**Listed entries**:

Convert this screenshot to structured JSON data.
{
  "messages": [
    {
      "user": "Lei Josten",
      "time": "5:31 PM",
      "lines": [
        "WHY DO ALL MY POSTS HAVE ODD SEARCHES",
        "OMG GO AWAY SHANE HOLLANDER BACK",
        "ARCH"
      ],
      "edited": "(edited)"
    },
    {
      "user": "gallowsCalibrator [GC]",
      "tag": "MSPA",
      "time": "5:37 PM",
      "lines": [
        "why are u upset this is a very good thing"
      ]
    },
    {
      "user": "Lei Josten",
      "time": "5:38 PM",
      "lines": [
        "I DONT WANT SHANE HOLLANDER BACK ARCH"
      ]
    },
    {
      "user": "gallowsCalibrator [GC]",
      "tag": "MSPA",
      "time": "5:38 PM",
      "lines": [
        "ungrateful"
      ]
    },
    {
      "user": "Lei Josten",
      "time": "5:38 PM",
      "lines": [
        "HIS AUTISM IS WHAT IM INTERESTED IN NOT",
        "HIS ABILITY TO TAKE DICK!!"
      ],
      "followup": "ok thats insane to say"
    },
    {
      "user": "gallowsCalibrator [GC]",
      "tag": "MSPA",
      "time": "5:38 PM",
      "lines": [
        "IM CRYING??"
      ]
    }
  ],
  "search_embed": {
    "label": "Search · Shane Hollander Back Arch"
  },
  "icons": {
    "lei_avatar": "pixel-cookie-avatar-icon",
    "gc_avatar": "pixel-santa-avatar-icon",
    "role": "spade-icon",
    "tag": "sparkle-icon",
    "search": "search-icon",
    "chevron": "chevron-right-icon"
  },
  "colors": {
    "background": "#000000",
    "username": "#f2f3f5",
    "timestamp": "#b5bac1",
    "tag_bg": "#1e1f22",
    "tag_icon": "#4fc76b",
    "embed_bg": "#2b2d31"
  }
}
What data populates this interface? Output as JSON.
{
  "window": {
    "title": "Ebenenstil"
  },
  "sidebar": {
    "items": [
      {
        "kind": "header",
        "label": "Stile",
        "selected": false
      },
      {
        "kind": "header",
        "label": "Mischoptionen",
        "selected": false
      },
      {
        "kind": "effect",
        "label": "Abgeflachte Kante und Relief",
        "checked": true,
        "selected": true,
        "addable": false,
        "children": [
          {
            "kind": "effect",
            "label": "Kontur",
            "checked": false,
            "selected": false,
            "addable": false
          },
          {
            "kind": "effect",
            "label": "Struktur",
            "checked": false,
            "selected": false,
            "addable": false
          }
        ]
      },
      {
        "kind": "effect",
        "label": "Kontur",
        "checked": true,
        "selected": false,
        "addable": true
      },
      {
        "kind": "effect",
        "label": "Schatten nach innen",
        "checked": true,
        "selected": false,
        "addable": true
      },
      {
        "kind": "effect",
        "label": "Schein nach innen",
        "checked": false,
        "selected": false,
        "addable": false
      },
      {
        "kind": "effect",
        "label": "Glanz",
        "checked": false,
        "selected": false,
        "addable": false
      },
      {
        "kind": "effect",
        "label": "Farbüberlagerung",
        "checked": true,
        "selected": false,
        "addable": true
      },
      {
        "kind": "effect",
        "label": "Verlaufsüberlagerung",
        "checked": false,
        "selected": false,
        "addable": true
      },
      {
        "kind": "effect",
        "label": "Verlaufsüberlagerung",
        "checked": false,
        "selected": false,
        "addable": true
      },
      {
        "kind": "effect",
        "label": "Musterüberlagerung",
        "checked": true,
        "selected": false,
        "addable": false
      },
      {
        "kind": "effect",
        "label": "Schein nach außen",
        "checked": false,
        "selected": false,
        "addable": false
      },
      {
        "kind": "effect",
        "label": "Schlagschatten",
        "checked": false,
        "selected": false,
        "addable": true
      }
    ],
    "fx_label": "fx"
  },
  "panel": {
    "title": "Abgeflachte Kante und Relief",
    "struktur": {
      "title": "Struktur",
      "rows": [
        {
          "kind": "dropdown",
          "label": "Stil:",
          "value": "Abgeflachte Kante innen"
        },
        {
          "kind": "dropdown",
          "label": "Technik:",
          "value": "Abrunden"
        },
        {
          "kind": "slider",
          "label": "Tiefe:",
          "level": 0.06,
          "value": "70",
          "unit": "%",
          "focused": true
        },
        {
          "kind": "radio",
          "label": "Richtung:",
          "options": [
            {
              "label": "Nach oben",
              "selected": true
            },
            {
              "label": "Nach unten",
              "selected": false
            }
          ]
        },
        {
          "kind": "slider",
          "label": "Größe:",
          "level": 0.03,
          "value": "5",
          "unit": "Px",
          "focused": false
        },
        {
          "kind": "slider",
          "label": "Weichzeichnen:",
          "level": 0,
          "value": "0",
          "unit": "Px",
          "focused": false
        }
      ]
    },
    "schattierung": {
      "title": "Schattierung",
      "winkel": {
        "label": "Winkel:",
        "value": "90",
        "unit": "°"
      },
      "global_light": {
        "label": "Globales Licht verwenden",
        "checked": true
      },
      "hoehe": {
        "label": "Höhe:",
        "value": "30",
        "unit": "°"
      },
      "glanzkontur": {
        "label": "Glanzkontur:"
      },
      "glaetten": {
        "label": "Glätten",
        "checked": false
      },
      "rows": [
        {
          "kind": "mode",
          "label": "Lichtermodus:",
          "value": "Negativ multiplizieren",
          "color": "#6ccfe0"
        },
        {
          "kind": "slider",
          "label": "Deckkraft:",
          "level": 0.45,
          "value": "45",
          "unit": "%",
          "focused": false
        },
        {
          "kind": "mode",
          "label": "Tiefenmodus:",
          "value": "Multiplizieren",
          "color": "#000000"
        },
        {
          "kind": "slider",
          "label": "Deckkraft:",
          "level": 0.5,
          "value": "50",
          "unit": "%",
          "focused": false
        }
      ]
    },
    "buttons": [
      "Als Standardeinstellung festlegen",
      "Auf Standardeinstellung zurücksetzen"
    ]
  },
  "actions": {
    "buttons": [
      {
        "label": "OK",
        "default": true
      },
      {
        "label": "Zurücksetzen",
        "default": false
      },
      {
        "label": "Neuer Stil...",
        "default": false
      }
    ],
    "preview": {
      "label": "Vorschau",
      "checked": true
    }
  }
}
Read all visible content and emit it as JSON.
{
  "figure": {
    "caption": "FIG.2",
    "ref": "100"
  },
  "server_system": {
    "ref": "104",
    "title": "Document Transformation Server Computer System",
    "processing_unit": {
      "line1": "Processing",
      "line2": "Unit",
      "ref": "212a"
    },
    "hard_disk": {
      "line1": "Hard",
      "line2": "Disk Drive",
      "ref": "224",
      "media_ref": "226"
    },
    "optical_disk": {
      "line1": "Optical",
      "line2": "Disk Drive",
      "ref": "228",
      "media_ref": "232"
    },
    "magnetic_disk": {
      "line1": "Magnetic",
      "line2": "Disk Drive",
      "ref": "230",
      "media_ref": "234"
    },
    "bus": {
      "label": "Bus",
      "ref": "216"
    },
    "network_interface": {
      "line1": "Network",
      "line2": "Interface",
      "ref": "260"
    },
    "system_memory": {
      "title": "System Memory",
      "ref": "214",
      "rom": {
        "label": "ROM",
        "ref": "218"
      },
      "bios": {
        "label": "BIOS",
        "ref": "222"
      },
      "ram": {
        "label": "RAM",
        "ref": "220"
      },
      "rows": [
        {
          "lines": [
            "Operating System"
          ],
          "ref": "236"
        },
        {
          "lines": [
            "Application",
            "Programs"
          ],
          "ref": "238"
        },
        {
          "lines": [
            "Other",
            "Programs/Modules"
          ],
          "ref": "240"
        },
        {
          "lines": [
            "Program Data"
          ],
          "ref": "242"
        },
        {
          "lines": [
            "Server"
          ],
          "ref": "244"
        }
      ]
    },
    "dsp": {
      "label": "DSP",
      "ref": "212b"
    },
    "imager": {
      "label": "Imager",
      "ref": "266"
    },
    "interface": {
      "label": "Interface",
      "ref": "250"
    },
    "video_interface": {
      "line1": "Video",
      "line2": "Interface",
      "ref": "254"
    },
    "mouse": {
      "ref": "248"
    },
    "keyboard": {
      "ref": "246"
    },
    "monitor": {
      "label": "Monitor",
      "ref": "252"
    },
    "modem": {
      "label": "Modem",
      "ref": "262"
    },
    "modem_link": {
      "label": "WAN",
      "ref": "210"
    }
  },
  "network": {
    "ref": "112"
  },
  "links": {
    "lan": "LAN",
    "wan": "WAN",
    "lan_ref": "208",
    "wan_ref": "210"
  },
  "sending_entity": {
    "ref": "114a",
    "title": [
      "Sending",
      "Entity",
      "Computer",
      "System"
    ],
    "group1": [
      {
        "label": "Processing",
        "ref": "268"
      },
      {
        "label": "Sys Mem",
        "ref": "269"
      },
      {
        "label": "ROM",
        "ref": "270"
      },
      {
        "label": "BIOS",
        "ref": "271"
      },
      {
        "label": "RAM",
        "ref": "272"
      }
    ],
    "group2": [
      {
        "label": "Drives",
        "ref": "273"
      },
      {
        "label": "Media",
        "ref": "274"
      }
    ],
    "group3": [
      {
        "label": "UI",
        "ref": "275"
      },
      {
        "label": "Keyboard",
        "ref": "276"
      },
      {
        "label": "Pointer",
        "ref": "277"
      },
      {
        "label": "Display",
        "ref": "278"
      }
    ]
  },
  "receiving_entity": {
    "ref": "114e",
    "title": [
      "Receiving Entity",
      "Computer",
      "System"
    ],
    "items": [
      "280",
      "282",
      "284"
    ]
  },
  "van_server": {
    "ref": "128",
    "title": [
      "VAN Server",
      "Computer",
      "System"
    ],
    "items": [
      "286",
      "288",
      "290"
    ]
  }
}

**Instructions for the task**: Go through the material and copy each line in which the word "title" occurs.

**Your solution**:
    "title": "Ebenenstil"
    "title": "Abgeflachte Kante und Relief",
      "title": "Struktur",
      "title": "Schattierung",
    "title": "Document Transformation Server Computer System",
      "title": "System Memory",
    "title": [
    "title": [
    "title": [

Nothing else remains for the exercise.